WHAT YOU HAVE TO DO:
Give every line of the material back exactly, images removed.

INFORMATION SHOWN:
··········

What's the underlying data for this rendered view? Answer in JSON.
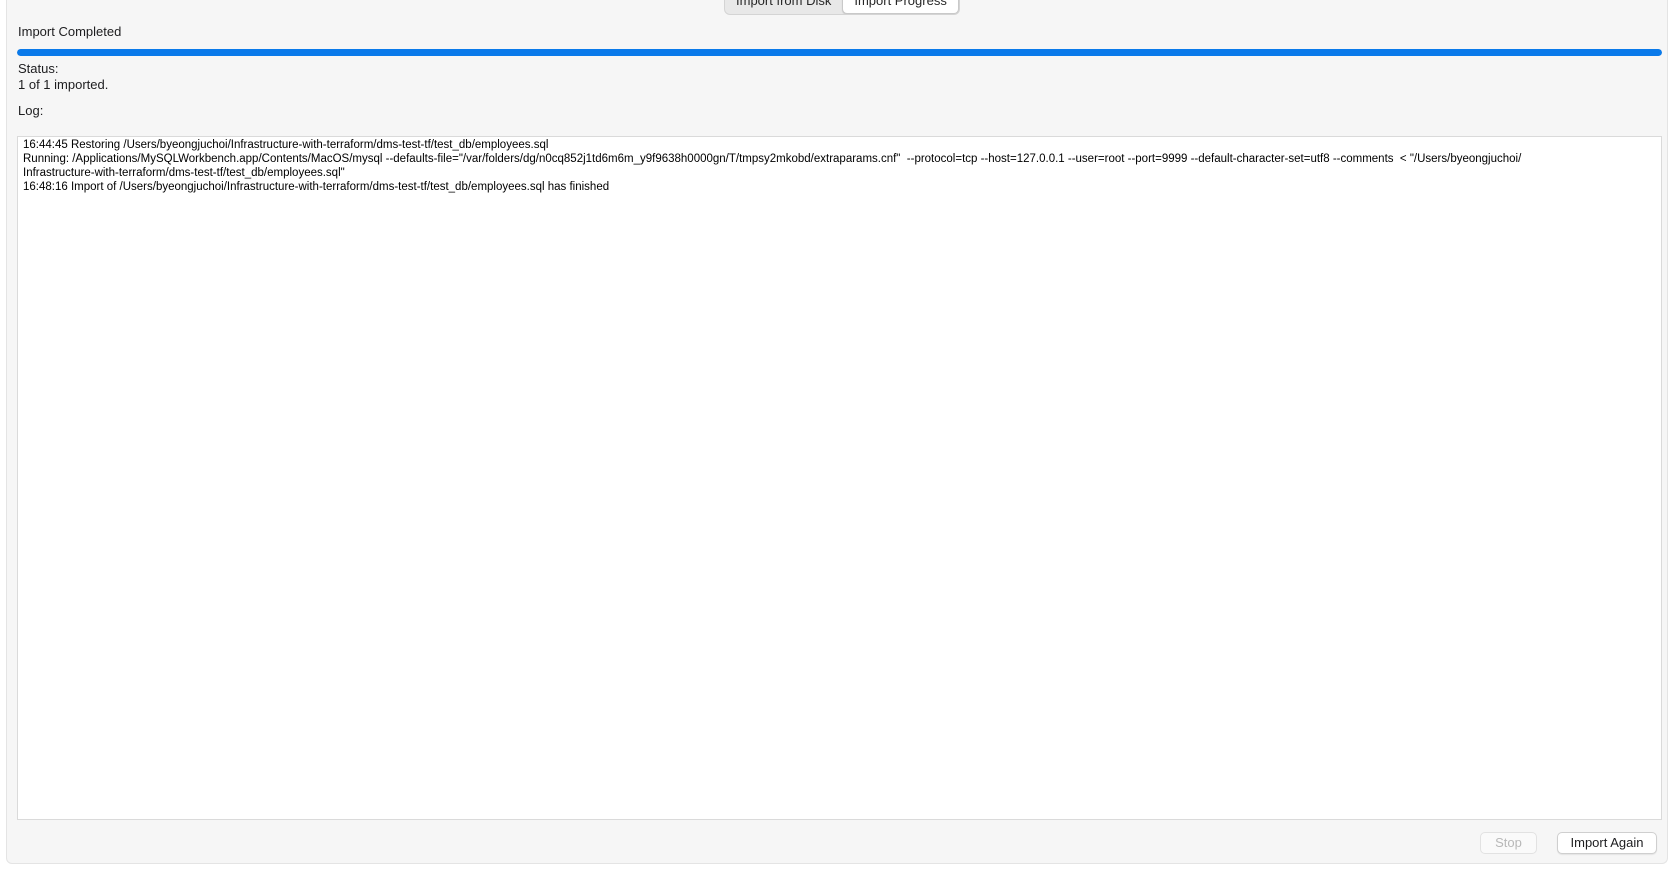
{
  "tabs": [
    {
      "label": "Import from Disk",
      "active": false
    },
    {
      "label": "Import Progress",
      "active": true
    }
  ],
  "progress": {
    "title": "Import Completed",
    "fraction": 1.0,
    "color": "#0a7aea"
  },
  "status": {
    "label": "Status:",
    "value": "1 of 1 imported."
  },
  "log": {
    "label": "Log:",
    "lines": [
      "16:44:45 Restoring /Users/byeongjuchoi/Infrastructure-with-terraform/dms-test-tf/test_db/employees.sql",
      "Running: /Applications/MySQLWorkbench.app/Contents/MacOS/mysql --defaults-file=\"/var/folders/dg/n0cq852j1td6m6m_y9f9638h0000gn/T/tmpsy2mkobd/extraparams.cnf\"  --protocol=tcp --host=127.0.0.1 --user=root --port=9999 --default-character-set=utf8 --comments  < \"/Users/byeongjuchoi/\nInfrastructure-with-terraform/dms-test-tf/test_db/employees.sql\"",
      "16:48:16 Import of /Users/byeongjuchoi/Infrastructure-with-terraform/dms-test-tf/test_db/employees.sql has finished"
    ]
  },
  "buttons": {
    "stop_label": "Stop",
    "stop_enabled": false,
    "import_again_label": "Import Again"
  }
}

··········

TASK RESPONSE:
What's the underlying data for this rendered view? Answer in JSON.
{
  "tabs": [
    {
      "label": "Import from Disk",
      "active": false
    },
    {
      "label": "Import Progress",
      "active": true
    }
  ],
  "progress": {
    "title": "Import Completed",
    "fraction": 1.0,
    "color": "#0a7aea"
  },
  "status": {
    "label": "Status:",
    "value": "1 of 1 imported."
  },
  "log": {
    "label": "Log:",
    "lines": [
      "16:44:45 Restoring /Users/byeongjuchoi/Infrastructure-with-terraform/dms-test-tf/test_db/employees.sql",
      "Running: /Applications/MySQLWorkbench.app/Contents/MacOS/mysql --defaults-file=\"/var/folders/dg/n0cq852j1td6m6m_y9f9638h0000gn/T/tmpsy2mkobd/extraparams.cnf\"  --protocol=tcp --host=127.0.0.1 --user=root --port=9999 --default-character-set=utf8 --comments  < \"/Users/byeongjuchoi/\nInfrastructure-with-terraform/dms-test-tf/test_db/employees.sql\"",
      "16:48:16 Import of /Users/byeongjuchoi/Infrastructure-with-terraform/dms-test-tf/test_db/employees.sql has finished"
    ]
  },
  "buttons": {
    "stop_label": "Stop",
    "stop_enabled": false,
    "import_again_label": "Import Again"
  }
}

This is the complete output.